In a recent column entitled “Who’s the Conservative Heretic” Buchanan repeats this mantra, which he has written over and over for the past several decades, by citing the high tariff policy of the post-Civil War era, along with declining prices, higher real wages, 4% per year increases in  GDP, increased industrial production, etc. and claims that ALL of it is the result of high tariffs.

But during that time period international trade accounted for less than 10 percent of the entire economy, so that high tariffs could not possibly have had such huge impacts.  Moreover, the economic impacts of the GOP’s protectionist tariffs were uniformly bad.  The main beneficiaries of the Party of Lincoln’s protectionism were the politically-connected corporate one-percenters of the day, whose corporate profits were “protected” from competition.  As John C. Calhoun once accurately stated, what average Americans are “protected” from with protectionist tariffs is lower prices.  Buchanan’s beloved high, post-war tariff rates allowed protected industries to rip off their American customers while all other industries were expanding, innovating, and dropping their prices.  This is always and everywhere the fundamental effect of “economic nationalism”:  the politically connected benefit at the expense of their fellow citizens.

Read the rest here.
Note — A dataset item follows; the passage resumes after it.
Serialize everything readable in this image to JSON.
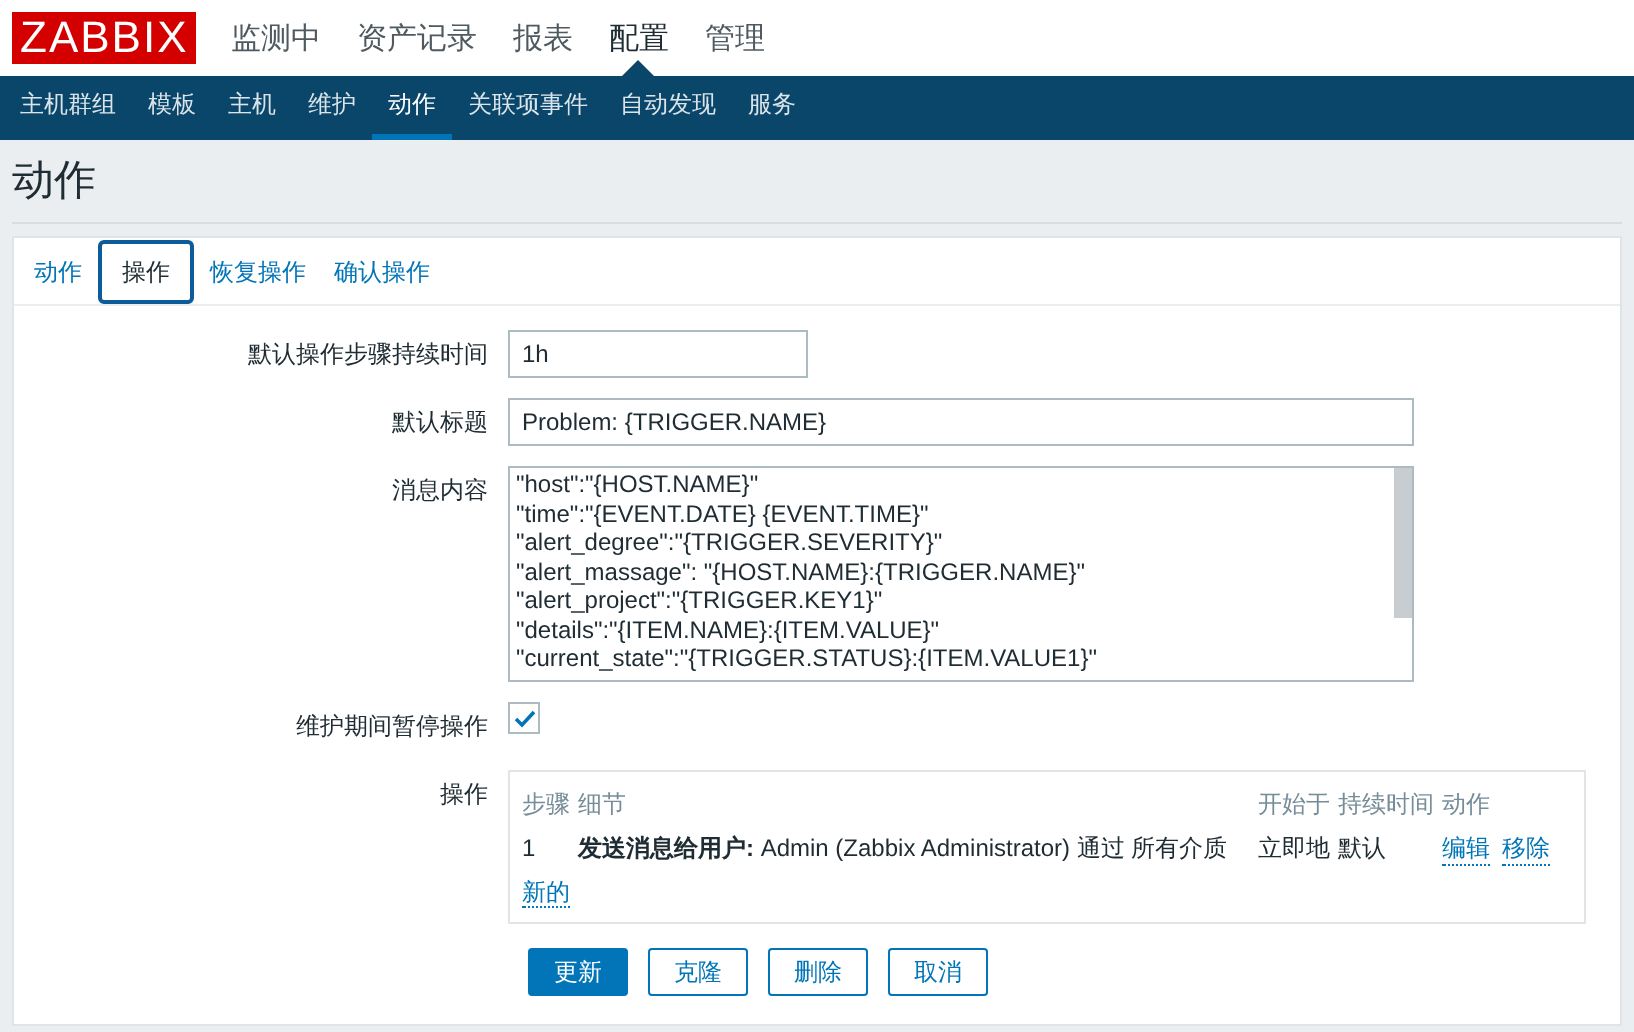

  1. Excellent article, Buchanan has never been a fan of the free market just less socialist than your run of the mill liberal